AB 1035 extends the time period to file a dependency case with the WCAB from 240 weeks to no later than 420 weeks from the date of injury for certain safety workers if the death was due to cancer, tuberculosis, a blood-borne infectious disease or methicillin-resistant Staphylococcus aureus skin infection; Governor Brown vetoed a similar bill last year.
AB 1746 requires that cases in which an unrepresented employee who is or was employed by an illegally uninsured employer be placed on the priority conference calendar at the WCAB. It must be held within 30 days after a DOR is filed in the case..
AB 2230 allows CIGA to levy an assessment of up to two percent of direct written premiums for the payment of covered claims and expenses.
AB 2732 makes technical, non-substantive, and clarifying changes to several Labor Code provisions amended or enacted by SB 863.

It is of interest that the Governor vetoed the following bills that pertain to Workers’ Compensation.

AB 2052 would have established or expanded presumptions of injury for safety officers In the veto message Brown said “This measure seeks to expand coverage to dozens of additional categories of officers without real evidence that these officers confront the hazards that gave rise to the presumptions codified in existing law. Presumptions should be used rarely and only when justified by clear and convincing scientific evidence.”
AB 2378 would have overturned the June 2013 decision by the California Court of Appeals in County of Alameda v. WCAB (Knittel) (2013) 213 Cal.App.4th 278, 78 Cal. Comp. Cases 81, which ruled that the period of salary continuation must be counted as part of the 104-week limit on TD benefits.
AB 2616 would have established a statutory presumption that a MRSA infection that develops in a hospital employee who provides direct patient care in an acute care hospital is work related. Brown’s veto message said “The determination that an illness is work-related should be decided by the rules of that system and on the specific facts of each employee’s situation. While I am aware that statutory presumptions have steadily expanded for certain public employees, I am not inclined to further this trend or to introduce it into the private sector.”

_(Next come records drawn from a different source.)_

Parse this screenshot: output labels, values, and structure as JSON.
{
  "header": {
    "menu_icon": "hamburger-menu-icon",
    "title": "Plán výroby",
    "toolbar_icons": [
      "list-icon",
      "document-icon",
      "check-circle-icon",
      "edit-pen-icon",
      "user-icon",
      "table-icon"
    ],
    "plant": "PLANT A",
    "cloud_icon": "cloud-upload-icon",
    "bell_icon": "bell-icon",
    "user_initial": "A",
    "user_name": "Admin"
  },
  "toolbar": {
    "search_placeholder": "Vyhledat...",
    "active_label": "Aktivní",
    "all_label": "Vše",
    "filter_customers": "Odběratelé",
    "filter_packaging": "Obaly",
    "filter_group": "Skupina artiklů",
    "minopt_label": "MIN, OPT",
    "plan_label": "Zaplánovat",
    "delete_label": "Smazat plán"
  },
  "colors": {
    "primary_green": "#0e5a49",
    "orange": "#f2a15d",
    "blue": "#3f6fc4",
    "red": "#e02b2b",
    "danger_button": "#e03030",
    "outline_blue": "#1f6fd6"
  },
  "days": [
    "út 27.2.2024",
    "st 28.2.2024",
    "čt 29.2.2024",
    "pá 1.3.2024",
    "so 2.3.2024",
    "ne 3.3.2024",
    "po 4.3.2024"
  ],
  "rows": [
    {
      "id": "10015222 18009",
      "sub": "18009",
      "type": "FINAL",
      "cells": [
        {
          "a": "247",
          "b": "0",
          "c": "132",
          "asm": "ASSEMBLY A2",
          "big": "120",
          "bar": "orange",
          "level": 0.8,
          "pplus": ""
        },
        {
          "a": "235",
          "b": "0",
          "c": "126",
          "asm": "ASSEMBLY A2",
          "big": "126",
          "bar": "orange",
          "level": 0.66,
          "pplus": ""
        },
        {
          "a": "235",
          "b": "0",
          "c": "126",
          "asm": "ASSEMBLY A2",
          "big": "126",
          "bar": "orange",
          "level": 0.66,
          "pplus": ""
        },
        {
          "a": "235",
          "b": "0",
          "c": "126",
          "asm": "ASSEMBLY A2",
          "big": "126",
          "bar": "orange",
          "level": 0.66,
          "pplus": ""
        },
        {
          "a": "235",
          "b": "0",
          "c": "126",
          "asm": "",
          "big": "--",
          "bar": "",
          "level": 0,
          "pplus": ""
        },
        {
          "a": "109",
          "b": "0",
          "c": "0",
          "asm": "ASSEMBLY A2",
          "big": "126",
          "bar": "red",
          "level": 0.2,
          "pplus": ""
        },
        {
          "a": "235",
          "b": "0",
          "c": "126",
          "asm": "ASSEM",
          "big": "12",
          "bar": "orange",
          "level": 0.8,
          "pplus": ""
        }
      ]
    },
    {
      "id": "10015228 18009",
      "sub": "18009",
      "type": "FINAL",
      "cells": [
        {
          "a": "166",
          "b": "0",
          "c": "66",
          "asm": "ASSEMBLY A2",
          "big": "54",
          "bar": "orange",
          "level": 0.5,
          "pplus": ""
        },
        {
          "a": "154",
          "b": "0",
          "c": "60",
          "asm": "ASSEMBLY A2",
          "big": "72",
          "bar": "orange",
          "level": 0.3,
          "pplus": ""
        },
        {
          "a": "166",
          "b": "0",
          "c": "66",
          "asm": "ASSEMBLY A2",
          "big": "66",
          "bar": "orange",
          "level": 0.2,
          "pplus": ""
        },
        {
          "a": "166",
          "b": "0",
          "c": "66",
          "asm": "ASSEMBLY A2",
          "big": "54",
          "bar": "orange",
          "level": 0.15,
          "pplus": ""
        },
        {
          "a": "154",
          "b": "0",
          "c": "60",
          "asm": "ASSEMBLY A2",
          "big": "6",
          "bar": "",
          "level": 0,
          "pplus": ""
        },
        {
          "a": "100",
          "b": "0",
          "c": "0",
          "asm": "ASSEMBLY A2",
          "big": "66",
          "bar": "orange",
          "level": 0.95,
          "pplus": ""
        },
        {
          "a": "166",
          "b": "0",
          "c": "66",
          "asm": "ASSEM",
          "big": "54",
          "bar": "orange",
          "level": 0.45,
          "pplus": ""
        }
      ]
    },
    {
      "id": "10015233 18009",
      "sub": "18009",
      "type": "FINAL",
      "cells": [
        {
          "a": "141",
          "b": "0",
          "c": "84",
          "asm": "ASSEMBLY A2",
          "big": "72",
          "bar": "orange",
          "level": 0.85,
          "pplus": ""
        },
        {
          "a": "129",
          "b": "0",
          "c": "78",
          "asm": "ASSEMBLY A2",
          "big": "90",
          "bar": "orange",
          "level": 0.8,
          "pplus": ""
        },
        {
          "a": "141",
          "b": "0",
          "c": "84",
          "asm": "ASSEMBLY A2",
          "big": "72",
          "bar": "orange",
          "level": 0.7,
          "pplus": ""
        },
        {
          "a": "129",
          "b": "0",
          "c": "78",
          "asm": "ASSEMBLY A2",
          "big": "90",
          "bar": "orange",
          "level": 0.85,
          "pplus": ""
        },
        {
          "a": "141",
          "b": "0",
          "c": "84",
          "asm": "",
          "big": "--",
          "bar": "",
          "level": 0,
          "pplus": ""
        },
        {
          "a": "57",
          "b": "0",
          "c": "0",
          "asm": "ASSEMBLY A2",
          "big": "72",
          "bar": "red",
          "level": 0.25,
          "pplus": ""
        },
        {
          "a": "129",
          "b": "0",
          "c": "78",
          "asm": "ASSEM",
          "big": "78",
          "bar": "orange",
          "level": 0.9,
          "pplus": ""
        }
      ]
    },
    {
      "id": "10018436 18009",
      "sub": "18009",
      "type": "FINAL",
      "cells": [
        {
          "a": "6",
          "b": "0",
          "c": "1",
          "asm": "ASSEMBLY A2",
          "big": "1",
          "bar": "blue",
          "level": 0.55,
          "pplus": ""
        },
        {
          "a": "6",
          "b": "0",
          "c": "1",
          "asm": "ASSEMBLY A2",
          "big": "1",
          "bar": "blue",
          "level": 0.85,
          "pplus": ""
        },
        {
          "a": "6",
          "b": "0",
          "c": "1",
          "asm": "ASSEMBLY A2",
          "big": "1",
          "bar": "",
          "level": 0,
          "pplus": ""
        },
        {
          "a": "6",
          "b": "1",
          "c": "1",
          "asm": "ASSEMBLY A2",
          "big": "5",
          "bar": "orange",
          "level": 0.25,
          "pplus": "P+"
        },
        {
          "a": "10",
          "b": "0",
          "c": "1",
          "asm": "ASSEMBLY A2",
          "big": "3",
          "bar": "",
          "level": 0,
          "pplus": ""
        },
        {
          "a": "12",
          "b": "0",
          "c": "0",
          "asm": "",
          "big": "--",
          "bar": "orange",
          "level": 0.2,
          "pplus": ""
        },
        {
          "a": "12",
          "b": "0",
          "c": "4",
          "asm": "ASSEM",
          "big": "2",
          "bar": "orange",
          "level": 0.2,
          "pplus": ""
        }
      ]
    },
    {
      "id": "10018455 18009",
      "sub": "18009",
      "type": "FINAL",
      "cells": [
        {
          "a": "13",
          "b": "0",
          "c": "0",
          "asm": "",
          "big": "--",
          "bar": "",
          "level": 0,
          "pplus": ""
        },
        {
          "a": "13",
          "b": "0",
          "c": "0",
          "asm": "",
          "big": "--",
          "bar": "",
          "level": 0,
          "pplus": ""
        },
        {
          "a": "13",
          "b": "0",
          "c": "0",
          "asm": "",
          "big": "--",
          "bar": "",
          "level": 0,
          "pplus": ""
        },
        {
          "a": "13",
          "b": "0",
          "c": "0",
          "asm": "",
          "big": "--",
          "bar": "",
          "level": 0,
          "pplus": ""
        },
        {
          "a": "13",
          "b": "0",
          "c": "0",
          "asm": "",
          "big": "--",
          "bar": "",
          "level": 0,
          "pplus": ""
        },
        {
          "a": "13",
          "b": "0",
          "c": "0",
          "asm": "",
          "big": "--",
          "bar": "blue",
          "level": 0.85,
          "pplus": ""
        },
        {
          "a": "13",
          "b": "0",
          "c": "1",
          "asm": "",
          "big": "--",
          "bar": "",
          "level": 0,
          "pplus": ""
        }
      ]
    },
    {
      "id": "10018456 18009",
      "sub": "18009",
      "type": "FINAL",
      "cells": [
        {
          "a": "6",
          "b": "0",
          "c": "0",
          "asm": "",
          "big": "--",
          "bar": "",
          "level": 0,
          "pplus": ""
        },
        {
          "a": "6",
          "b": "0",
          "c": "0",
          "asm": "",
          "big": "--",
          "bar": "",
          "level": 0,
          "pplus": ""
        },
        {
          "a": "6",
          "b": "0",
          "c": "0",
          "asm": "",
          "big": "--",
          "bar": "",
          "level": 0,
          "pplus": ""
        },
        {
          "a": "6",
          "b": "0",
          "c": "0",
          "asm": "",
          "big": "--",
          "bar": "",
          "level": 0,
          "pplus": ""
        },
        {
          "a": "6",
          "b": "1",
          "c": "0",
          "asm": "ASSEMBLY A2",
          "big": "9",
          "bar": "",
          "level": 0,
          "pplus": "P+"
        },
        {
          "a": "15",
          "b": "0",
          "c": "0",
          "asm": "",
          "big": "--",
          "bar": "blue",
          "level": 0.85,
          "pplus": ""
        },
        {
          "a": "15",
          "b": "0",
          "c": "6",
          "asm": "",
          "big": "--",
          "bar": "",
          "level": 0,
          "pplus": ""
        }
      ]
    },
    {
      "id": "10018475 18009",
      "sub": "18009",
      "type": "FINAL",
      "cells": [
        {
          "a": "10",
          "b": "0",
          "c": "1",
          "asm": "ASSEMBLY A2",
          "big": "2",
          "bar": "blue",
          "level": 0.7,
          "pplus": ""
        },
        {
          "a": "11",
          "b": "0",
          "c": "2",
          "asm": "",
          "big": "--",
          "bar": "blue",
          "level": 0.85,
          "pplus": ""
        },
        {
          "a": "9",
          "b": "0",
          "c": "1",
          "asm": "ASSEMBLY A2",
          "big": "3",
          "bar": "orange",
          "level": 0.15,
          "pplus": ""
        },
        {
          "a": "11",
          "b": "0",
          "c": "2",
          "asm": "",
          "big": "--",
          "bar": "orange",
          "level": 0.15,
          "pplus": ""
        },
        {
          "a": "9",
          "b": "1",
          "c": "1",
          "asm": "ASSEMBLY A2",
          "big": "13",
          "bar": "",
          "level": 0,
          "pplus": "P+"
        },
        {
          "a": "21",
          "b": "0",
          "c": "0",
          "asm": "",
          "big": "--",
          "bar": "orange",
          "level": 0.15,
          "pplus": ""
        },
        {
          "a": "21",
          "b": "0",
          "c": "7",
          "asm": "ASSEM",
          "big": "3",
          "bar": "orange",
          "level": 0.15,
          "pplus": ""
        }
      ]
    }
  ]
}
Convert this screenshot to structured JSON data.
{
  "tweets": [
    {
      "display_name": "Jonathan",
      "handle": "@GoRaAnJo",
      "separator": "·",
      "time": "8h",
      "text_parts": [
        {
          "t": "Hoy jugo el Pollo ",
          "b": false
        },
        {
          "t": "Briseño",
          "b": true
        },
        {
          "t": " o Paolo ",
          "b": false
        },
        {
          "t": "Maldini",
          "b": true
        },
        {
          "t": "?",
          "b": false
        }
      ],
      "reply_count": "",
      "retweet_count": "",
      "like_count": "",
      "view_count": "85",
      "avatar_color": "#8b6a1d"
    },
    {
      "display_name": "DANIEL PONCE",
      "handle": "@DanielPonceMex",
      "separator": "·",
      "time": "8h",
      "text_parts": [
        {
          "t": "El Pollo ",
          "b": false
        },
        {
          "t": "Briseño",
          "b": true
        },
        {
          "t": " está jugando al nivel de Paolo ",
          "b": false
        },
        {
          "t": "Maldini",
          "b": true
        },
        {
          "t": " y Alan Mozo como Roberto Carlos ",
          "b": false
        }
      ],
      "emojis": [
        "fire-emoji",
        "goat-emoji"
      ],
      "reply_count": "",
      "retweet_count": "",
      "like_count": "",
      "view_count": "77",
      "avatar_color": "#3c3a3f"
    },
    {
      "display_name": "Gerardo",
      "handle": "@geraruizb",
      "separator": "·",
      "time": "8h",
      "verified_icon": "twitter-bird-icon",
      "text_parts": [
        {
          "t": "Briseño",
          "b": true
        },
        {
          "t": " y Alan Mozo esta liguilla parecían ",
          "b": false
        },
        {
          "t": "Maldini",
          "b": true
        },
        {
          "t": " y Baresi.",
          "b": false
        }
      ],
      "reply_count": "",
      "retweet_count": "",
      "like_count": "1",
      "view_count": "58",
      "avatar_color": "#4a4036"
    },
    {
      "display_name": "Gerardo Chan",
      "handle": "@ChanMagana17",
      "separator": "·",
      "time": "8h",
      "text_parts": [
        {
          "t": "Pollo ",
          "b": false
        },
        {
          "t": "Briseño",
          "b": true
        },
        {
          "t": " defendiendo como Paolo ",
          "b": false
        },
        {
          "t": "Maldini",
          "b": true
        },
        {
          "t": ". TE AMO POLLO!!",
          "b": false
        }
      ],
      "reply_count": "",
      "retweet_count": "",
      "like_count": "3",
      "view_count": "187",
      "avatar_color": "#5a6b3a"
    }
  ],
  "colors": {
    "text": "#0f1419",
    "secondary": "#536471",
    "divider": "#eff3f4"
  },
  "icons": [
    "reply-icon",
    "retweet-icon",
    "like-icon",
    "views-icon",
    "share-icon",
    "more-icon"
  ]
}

Other bills of interest that were signed into law include

AB 326 modernizes reporting requirements for employers reporting serious injury, illness or death. This law provides that employers may also report such incidents via email and removes the option to report via telegraph.
AB 1522 creates the Healthy Workplaces, Healthy Families Act of 2014, which provides that as of July 1, 2015, employees shall accrue compensated sick leave to care for themselves or for family members as defined in the bill. Under this bill, employers shall provide up to 24 hours (i.e., three days) of paid sick leave each year.

The Governor vetoed the following bill that pertains to Employment Law.

AB 2271 would have restricted employers, employment agencies, and persons who operate an Internet website from posting job advertisements that indicate an individual’s current employment is a requirement for a job. The veto message said “While I support the intent of this bill, it could impede the state’s efforts to connect unemployed workers to prospective employers as currently drafted. The problems facing our state’s long term unemployed are great. There is no doubt that those Californians want to get back to work and I want to help them get there – unfortunately this bill does not provide the proper path to address this problem.”

The 26 page DIR 2014 Legislative Report, or the website of the Legislative Counsel of California should be consulted for further more detailed information about these and other laws that take effect in January.